--- STORED DATA Enclosed Below ---
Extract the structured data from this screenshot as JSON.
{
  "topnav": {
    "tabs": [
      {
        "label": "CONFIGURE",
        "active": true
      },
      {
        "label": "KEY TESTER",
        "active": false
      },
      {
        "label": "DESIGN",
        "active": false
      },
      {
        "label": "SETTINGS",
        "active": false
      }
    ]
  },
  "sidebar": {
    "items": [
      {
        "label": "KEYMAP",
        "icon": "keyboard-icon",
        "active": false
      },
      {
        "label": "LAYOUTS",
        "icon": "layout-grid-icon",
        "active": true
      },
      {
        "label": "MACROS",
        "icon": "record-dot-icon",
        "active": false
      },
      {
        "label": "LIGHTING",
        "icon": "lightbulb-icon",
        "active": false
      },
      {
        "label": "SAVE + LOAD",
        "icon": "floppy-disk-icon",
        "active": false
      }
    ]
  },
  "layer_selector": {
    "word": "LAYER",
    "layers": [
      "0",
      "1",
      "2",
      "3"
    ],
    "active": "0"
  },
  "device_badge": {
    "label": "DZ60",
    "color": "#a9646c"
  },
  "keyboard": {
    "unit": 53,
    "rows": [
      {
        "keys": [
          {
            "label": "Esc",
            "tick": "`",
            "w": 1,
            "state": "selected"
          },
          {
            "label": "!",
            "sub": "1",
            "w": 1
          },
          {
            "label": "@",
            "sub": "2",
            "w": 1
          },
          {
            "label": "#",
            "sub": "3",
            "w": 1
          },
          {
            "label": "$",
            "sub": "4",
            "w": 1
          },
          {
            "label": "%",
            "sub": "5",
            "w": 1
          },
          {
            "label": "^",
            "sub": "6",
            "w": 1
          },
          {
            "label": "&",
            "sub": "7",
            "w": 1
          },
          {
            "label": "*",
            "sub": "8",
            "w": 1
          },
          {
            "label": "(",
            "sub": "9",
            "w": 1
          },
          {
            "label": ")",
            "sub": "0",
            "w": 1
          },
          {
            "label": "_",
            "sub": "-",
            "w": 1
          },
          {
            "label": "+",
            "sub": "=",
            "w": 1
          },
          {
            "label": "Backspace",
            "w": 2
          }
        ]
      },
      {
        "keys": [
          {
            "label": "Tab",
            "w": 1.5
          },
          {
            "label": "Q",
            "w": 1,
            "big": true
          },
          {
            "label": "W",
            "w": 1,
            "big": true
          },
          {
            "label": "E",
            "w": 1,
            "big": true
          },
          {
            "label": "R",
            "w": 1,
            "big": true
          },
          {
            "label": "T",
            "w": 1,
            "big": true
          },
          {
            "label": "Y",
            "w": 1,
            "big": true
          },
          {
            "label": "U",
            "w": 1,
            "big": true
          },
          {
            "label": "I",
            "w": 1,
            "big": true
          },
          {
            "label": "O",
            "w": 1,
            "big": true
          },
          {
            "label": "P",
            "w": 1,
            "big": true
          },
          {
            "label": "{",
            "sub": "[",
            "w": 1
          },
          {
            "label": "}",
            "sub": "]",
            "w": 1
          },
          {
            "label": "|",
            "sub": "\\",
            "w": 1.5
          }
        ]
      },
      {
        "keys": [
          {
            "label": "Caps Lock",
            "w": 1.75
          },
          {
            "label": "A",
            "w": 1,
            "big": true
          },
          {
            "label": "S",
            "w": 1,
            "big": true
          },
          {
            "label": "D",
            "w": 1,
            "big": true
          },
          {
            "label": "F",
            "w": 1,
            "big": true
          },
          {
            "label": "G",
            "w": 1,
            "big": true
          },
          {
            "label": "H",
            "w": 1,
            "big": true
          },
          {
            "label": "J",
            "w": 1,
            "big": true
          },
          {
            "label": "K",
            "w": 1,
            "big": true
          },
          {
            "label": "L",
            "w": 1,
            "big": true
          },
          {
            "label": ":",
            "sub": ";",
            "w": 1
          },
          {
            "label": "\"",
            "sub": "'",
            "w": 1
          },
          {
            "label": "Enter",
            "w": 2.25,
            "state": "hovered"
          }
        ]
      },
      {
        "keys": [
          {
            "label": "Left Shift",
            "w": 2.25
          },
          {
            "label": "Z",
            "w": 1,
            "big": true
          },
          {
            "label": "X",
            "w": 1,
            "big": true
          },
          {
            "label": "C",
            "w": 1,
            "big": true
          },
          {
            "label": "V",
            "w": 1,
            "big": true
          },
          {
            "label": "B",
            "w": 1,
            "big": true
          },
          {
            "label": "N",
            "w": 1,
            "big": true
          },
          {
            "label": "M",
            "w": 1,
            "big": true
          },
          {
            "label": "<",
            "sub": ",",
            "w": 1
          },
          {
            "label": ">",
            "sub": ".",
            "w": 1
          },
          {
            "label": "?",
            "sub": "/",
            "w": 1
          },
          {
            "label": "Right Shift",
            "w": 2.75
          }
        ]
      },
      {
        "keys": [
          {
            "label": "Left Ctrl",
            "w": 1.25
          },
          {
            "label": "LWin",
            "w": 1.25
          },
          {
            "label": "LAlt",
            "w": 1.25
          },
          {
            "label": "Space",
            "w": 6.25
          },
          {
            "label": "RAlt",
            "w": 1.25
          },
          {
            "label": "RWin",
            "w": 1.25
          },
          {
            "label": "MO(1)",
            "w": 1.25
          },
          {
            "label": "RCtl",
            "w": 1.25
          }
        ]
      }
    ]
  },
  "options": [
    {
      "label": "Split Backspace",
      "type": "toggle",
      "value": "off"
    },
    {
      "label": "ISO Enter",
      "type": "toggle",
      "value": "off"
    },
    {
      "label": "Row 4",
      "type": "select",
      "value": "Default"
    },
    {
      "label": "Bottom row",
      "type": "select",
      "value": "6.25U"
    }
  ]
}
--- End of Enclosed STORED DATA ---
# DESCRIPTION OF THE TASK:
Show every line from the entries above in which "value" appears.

# YOUR SOLUTION:
      "value": "off"
      "value": "off"
      "value": "Default"
      "value": "6.25U"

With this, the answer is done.